• _TASK BRIEF_
How many lines in the material contain the string "built"? Only the number is wanted.

• _DATA_
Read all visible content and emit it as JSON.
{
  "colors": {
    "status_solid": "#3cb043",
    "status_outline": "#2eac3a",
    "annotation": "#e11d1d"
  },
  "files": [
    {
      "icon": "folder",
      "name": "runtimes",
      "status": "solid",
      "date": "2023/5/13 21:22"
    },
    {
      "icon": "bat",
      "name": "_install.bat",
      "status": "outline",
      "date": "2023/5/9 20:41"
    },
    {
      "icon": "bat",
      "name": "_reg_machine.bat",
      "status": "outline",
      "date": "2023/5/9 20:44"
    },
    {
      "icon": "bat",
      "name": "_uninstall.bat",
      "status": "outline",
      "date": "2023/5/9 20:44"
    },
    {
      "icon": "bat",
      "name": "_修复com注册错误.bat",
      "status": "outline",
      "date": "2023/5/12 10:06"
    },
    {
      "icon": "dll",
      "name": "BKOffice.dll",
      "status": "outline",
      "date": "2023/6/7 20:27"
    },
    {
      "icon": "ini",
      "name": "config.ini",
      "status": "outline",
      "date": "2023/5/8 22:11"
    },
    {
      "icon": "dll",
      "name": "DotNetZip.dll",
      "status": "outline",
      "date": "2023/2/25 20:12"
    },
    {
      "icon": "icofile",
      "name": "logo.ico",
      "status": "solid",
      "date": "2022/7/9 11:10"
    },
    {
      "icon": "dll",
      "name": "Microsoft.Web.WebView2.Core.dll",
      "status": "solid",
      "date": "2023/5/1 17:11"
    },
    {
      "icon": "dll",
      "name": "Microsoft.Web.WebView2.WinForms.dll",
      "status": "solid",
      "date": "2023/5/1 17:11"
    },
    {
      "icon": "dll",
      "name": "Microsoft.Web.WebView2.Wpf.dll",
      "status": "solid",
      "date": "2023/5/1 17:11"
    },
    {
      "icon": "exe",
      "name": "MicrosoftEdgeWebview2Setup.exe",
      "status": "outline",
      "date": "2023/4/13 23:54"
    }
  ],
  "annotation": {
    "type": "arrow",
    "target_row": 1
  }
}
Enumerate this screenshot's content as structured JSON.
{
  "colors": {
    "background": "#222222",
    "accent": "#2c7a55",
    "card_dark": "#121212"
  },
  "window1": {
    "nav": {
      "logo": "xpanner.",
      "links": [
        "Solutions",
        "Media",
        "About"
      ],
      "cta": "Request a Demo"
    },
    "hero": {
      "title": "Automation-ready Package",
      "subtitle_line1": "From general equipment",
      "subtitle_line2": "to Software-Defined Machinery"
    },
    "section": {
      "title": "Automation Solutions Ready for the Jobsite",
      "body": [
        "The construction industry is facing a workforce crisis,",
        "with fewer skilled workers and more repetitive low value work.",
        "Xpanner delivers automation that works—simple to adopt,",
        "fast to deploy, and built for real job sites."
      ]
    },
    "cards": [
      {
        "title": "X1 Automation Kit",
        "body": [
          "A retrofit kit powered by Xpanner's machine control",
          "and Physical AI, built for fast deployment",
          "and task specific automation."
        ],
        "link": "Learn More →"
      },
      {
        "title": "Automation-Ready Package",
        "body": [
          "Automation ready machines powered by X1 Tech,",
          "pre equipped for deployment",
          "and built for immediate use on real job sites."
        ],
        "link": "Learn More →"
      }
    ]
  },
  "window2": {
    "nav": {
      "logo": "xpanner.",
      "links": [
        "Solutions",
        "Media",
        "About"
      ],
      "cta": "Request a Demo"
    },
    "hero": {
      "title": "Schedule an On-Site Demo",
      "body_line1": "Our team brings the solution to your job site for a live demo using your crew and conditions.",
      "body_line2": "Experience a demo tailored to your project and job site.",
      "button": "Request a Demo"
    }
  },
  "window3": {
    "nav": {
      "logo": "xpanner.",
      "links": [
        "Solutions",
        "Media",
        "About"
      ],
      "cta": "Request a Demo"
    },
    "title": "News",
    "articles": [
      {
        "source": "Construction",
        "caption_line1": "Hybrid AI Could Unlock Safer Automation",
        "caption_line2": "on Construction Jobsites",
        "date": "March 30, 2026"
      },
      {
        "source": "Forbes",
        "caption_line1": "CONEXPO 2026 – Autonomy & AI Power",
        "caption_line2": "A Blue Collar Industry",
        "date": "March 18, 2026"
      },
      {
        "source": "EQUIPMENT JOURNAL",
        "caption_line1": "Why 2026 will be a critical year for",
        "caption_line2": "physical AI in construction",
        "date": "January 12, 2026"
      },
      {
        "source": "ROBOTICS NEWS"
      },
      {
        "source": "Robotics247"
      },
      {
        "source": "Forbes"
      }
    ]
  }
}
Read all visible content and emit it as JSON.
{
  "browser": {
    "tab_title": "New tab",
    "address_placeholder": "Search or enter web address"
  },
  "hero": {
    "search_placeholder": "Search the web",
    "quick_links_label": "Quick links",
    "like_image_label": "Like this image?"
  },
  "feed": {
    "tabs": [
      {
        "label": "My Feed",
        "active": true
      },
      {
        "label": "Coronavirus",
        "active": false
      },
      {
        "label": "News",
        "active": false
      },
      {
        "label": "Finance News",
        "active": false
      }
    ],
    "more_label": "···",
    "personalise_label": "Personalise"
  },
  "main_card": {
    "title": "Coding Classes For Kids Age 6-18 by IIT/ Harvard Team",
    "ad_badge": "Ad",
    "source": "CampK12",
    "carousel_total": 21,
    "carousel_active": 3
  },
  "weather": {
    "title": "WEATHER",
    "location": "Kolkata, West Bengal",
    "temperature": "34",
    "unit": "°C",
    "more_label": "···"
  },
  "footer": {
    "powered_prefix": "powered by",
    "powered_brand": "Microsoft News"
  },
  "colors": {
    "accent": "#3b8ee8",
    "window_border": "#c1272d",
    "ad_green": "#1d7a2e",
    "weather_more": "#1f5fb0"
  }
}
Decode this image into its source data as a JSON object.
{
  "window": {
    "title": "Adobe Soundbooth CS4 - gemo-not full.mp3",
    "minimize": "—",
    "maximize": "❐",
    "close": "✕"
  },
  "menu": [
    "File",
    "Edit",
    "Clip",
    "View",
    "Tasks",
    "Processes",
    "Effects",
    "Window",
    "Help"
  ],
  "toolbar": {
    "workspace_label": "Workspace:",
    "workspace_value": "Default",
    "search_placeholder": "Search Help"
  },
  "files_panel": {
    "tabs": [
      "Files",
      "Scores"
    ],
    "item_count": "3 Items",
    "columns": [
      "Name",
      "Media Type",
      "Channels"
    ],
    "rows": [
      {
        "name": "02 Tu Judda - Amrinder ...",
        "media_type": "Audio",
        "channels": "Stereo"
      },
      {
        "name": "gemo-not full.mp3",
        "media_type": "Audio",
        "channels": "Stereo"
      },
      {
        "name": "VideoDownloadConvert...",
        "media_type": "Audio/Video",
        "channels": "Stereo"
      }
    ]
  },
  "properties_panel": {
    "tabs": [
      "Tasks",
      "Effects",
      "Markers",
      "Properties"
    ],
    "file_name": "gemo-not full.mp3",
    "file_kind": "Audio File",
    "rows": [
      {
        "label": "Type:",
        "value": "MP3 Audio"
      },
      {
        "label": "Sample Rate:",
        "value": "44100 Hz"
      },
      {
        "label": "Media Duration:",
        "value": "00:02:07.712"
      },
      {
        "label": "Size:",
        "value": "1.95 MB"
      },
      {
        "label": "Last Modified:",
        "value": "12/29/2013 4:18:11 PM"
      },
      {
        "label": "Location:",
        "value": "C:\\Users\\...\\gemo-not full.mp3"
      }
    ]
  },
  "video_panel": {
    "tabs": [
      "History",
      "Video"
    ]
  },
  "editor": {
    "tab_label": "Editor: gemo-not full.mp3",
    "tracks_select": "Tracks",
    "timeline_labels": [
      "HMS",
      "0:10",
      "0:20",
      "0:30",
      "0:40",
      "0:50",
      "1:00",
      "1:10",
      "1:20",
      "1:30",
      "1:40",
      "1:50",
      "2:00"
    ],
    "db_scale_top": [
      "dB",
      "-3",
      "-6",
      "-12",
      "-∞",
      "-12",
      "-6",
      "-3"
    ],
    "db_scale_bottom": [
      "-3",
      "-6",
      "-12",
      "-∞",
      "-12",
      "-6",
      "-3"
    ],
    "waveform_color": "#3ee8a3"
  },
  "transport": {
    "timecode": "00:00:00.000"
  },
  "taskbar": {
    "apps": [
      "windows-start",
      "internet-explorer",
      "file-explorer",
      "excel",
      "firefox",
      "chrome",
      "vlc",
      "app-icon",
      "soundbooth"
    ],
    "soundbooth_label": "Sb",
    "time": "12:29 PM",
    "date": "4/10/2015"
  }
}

• _RESULT FOR THIS EXERCISE_
3